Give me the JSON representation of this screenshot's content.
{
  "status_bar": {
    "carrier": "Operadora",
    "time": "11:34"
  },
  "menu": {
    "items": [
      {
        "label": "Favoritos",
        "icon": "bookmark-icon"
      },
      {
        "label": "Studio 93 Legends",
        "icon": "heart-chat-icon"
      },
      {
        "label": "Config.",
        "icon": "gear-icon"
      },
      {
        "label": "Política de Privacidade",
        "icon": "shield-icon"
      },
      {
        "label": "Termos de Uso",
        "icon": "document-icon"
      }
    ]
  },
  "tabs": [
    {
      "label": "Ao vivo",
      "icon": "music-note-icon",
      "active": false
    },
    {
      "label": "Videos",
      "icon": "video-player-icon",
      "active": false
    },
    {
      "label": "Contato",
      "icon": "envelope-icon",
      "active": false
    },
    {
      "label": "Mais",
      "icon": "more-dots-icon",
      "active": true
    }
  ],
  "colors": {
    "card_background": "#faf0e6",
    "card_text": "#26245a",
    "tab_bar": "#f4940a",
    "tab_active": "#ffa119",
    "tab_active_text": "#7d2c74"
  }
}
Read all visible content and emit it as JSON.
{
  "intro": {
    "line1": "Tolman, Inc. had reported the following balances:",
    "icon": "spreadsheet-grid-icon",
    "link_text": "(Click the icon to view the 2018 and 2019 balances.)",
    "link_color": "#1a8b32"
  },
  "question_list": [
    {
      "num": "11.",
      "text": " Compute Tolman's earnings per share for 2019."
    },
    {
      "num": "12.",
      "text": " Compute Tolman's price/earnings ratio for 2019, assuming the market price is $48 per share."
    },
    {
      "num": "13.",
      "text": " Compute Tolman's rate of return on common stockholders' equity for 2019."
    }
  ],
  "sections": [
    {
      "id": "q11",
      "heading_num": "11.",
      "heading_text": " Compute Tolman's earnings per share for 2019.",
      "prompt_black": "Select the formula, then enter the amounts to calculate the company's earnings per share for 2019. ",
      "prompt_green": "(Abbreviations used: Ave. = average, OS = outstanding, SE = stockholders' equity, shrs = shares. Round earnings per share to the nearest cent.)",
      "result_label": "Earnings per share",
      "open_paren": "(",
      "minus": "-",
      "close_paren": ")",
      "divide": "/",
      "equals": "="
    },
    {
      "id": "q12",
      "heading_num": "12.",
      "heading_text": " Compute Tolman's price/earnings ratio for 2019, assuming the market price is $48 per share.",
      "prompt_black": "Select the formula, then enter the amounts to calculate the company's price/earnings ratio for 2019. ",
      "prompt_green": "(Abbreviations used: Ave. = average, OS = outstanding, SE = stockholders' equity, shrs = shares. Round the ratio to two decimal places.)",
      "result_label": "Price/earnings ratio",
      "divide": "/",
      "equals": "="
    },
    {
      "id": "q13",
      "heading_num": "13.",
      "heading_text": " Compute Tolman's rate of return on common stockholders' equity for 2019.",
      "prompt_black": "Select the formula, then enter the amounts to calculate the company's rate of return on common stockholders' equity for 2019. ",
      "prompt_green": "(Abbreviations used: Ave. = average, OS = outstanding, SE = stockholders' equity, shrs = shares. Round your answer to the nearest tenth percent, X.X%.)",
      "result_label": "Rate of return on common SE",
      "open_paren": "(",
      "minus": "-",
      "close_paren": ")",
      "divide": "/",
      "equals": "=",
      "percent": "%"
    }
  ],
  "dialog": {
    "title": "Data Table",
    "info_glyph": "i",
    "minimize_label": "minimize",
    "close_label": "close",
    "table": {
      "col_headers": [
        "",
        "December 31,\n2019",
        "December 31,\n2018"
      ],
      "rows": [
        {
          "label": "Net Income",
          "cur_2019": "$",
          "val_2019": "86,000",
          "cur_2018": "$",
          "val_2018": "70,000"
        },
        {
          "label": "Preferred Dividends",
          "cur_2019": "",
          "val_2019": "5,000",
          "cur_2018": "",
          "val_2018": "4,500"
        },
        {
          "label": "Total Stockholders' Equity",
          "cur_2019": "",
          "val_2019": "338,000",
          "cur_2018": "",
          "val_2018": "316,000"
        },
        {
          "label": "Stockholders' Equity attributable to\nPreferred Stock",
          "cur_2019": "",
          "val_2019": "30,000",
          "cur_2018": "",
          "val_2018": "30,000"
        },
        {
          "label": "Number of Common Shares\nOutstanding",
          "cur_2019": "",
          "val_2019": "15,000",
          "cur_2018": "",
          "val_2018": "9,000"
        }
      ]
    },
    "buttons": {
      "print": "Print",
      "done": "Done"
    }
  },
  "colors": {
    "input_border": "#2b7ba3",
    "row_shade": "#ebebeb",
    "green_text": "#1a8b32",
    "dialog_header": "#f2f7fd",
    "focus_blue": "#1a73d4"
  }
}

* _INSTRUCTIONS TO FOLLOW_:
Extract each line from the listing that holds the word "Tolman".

* _OUTPUT OF THE EXERCISE_:
    "line1": "Tolman, Inc. had reported the following balances:",
      "text": " Compute Tolman's earnings per share for 2019."
      "text": " Compute Tolman's price/earnings ratio for 2019, assuming the market price is $48 per share."
      "text": " Compute Tolman's rate of return on common stockholders' equity for 2019."
      "heading_text": " Compute Tolman's earnings per share for 2019.",
      "heading_text": " Compute Tolman's price/earnings ratio for 2019, assuming the market price is $48 per share.",
      "heading_text": " Compute Tolman's rate of return on common stockholders' equity for 2019.",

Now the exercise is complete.